# EXERCISE DIRECTIONS
Compute how many lines below contain the word "photo" and respond with that number only.
Segment Open
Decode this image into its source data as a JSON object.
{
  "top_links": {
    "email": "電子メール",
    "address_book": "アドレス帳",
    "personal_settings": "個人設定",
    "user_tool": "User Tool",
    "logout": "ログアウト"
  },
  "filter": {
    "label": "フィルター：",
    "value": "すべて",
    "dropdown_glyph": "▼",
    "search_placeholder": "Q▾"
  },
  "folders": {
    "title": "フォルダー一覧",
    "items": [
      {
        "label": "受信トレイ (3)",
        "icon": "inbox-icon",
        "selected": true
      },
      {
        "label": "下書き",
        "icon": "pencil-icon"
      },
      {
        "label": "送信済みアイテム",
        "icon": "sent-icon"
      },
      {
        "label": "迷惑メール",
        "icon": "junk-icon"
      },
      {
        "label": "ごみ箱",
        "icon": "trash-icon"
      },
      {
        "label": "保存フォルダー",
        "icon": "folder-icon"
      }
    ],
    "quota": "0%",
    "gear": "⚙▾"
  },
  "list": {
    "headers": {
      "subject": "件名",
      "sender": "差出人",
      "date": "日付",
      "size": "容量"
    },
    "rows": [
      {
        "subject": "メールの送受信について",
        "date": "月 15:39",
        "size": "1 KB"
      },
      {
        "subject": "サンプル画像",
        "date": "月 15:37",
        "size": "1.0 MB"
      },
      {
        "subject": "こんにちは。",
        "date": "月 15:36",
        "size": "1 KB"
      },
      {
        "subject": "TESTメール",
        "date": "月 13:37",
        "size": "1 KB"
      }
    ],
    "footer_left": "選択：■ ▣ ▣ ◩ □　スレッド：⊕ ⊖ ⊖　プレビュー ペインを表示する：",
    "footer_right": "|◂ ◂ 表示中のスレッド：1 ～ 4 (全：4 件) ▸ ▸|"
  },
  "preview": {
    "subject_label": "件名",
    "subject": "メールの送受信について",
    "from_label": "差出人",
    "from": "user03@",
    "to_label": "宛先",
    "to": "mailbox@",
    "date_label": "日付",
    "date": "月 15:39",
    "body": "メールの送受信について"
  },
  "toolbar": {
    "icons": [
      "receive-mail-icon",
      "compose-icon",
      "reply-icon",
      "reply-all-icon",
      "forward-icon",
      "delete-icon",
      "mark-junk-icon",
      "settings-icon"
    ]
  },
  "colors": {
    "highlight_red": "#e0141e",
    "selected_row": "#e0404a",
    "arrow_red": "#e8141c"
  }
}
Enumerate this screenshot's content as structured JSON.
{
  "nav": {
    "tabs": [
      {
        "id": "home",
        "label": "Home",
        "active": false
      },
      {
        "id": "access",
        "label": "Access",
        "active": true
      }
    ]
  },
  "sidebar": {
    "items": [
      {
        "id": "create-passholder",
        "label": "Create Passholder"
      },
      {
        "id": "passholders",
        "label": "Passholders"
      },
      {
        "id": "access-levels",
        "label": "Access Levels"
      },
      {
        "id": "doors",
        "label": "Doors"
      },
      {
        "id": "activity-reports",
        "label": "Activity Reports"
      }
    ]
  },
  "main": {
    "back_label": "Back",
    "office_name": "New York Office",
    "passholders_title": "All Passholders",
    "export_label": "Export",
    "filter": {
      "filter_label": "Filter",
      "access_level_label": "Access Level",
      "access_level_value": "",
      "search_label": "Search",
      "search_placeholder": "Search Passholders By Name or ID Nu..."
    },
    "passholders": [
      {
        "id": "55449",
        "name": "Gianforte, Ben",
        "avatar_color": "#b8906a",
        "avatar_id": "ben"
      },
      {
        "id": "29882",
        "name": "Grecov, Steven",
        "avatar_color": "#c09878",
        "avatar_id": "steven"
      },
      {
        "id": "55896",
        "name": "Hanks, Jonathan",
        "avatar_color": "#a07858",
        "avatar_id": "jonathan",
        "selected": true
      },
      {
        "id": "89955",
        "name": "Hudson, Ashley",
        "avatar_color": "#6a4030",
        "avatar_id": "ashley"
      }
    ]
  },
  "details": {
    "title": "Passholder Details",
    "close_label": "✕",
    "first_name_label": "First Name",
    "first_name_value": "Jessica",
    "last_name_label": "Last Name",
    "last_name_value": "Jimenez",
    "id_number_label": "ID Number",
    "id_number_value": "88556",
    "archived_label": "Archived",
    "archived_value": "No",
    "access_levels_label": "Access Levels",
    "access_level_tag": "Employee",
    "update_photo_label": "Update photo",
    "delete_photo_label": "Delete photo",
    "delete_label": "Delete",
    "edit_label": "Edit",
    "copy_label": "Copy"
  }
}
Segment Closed
# WRITTEN SOLUTION
2